(INSTRUCTIONS TO FOLLOW):
Go through the data and copy each line where the string "width" appears.

(RECORDS PROVIDED):
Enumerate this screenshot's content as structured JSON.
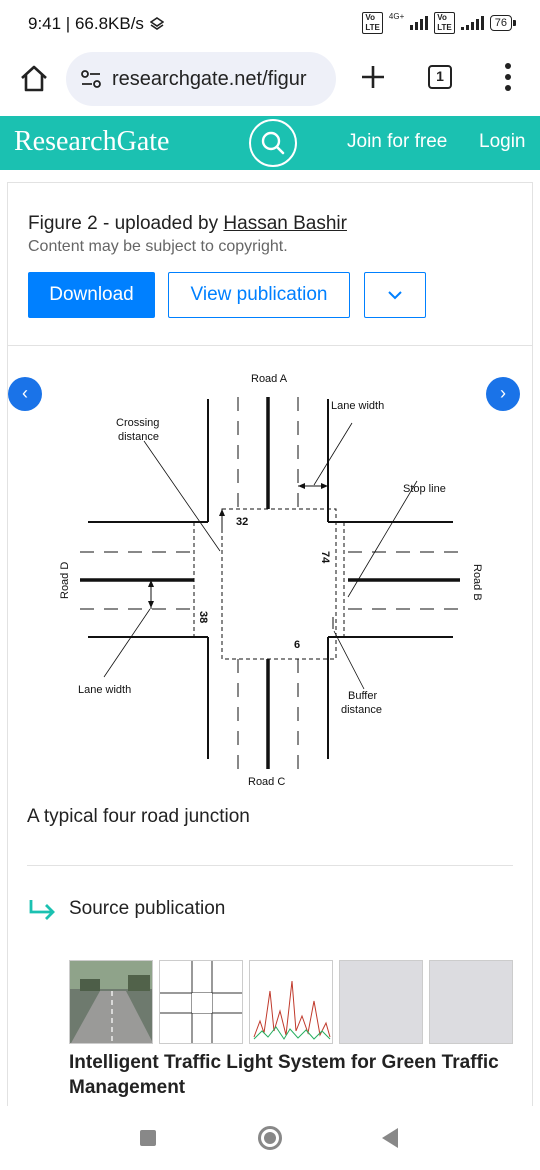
{
  "status_bar": {
    "time_and_speed": "9:41 | 66.8KB/s",
    "network_type": "4G+",
    "volte_label": "Vo LTE",
    "battery": "76"
  },
  "browser": {
    "url": "researchgate.net/figur",
    "tab_count": "1"
  },
  "rg_header": {
    "logo": "ResearchGate",
    "join_label": "Join for free",
    "login_label": "Login",
    "accent_color": "#1bc1b1"
  },
  "figure_card": {
    "heading_prefix": "Figure 2 - uploaded by ",
    "uploader": "Hassan Bashir",
    "copyright_note": "Content may be subject to copyright.",
    "download_label": "Download",
    "view_label": "View publication",
    "caption": "A typical four road junction",
    "primary_color": "#0080ff"
  },
  "diagram": {
    "road_a": "Road A",
    "road_b": "Road B",
    "road_c": "Road C",
    "road_d": "Road D",
    "crossing_distance_line1": "Crossing",
    "crossing_distance_line2": "distance",
    "lane_width_top": "Lane width",
    "lane_width_left": "Lane width",
    "stop_line": "Stop line",
    "buffer_line1": "Buffer",
    "buffer_line2": "distance",
    "dim_32": "32",
    "dim_74": "74",
    "dim_38": "38",
    "dim_6": "6"
  },
  "source": {
    "label": "Source publication",
    "publication_title": "Intelligent Traffic Light System for Green Traffic Management"
  }
}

(WRITTEN ANSWER):
    "lane_width_top": "Lane width",
    "lane_width_left": "Lane width",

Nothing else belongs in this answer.